*** Listed records Section Begins ***

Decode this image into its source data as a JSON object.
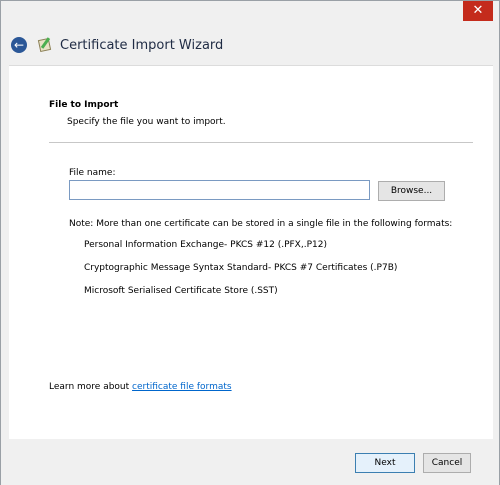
{
  "window": {
    "title": "Certificate Import Wizard",
    "close_glyph": "✕",
    "back_glyph": "←",
    "icons": [
      "back-icon",
      "certificate-icon",
      "close-icon"
    ]
  },
  "page": {
    "heading": "File to Import",
    "subheading": "Specify the file you want to import."
  },
  "file": {
    "label": "File name:",
    "value": "",
    "browse_label": "Browse..."
  },
  "note": "Note:  More than one certificate can be stored in a single file in the following formats:",
  "formats": [
    "Personal Information Exchange- PKCS #12 (.PFX,.P12)",
    "Cryptographic Message Syntax Standard- PKCS #7 Certificates (.P7B)",
    "Microsoft Serialised Certificate Store (.SST)"
  ],
  "learn_more": {
    "prefix": "Learn more about ",
    "link_text": "certificate file formats"
  },
  "footer": {
    "next_label": "Next",
    "cancel_label": "Cancel"
  },
  "colors": {
    "close_button": "#c42b1c",
    "back_button": "#2b5797",
    "link": "#0066cc"
  }
}
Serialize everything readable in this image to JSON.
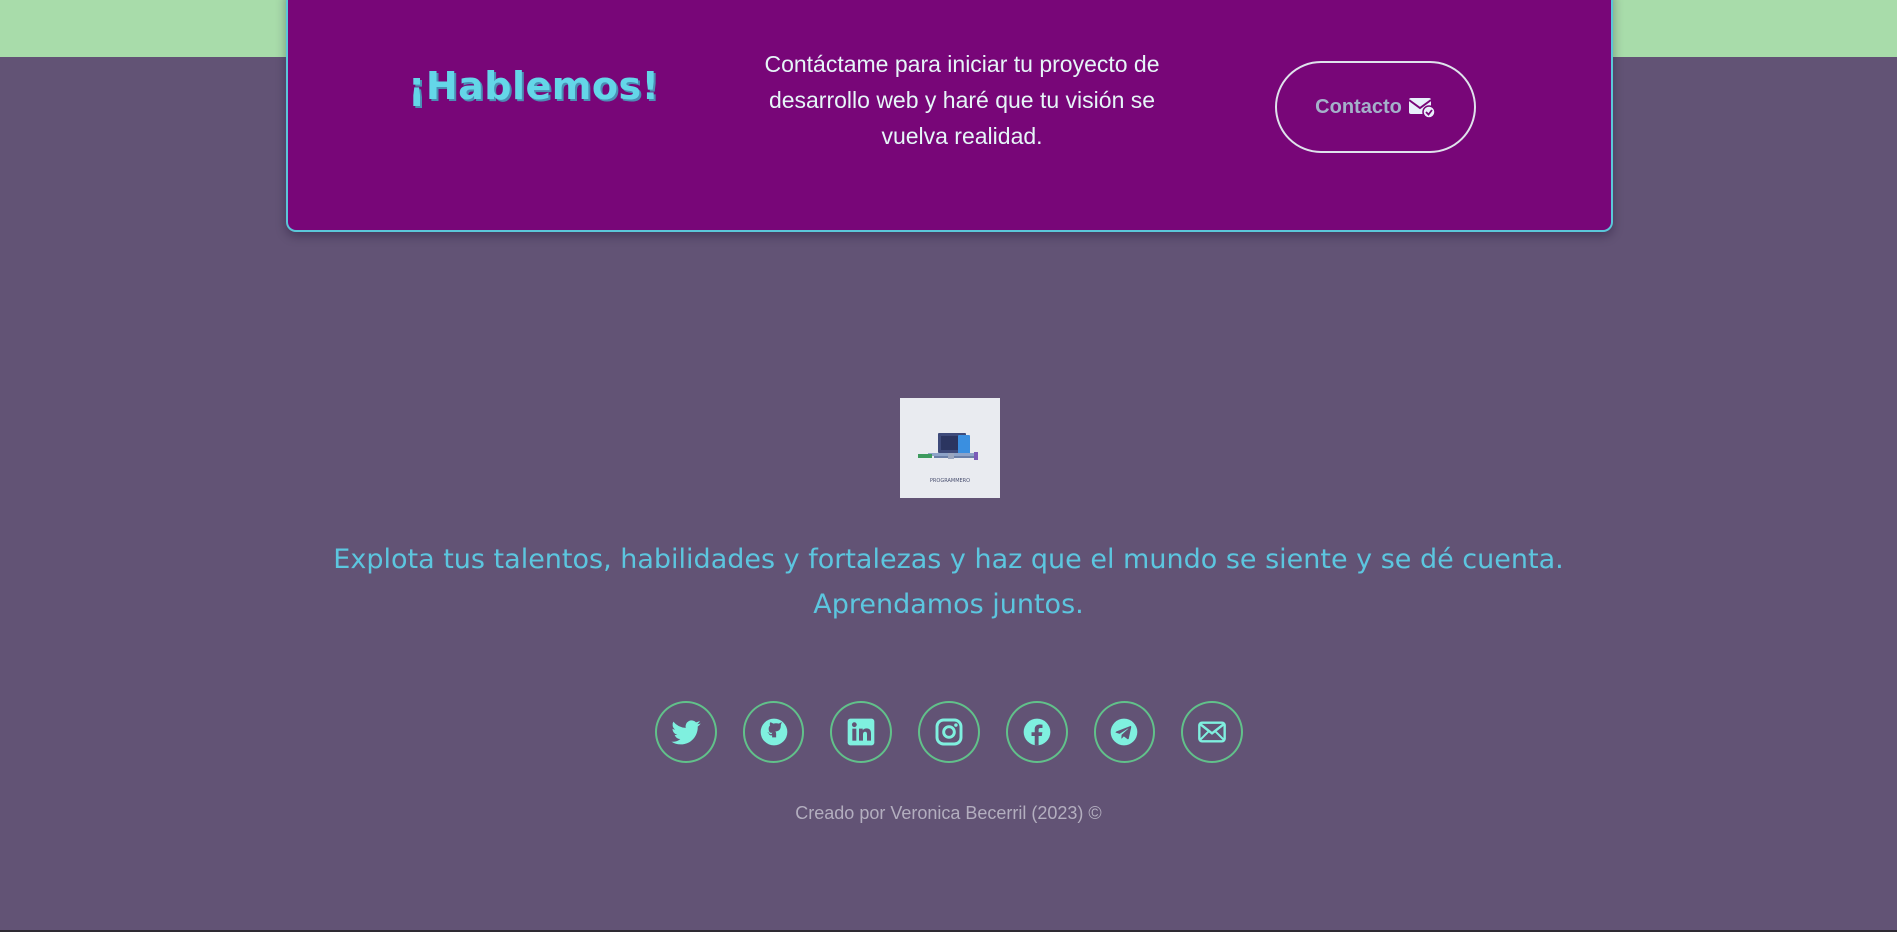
{
  "cta": {
    "title": "¡Hablemos!",
    "text": "Contáctame para iniciar tu proyecto de desarrollo web y haré que tu visión se vuelva realidad.",
    "button_label": "Contacto",
    "button_icon": "envelope-check-icon"
  },
  "logo": {
    "caption": "PROGRAMMERO"
  },
  "tagline": {
    "line1": "Explota tus talentos, habilidades y fortalezas y haz que el mundo se siente y se dé cuenta.",
    "line2": "Aprendamos juntos."
  },
  "socials": [
    {
      "name": "Twitter",
      "icon": "twitter-icon"
    },
    {
      "name": "GitHub",
      "icon": "github-icon"
    },
    {
      "name": "LinkedIn",
      "icon": "linkedin-icon"
    },
    {
      "name": "Instagram",
      "icon": "instagram-icon"
    },
    {
      "name": "Facebook",
      "icon": "facebook-icon"
    },
    {
      "name": "Telegram",
      "icon": "telegram-icon"
    },
    {
      "name": "Email",
      "icon": "mail-icon"
    }
  ],
  "footer": {
    "credits": "Creado por Veronica Becerril (2023) ©"
  },
  "colors": {
    "page_bg": "#625375",
    "top_band": "#a8dcaa",
    "card_bg": "#780678",
    "accent_cyan": "#5cc6df",
    "icon_fill": "#7ff0df",
    "social_border": "#61c18a"
  }
}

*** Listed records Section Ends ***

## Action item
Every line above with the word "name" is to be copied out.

## Answer below
    "label": "File name:",
      "name": "Twitter",
      "name": "GitHub",
      "name": "LinkedIn",
      "name": "Instagram",
      "name": "Facebook",
      "name": "Telegram",
      "name": "Email",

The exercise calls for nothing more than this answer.